__Requirement__: Tally the lines below that contain "DEMO". The number is the whole answer.

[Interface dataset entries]
++++++
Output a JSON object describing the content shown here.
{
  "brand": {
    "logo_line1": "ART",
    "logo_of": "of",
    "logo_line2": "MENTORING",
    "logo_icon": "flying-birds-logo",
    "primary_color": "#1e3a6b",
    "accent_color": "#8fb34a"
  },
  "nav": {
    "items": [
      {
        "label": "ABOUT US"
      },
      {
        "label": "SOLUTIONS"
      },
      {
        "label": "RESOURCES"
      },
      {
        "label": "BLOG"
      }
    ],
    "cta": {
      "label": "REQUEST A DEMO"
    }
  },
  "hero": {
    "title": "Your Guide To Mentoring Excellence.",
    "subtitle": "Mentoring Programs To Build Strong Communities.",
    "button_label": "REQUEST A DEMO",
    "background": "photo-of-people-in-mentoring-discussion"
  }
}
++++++
__Exercise answer__: 2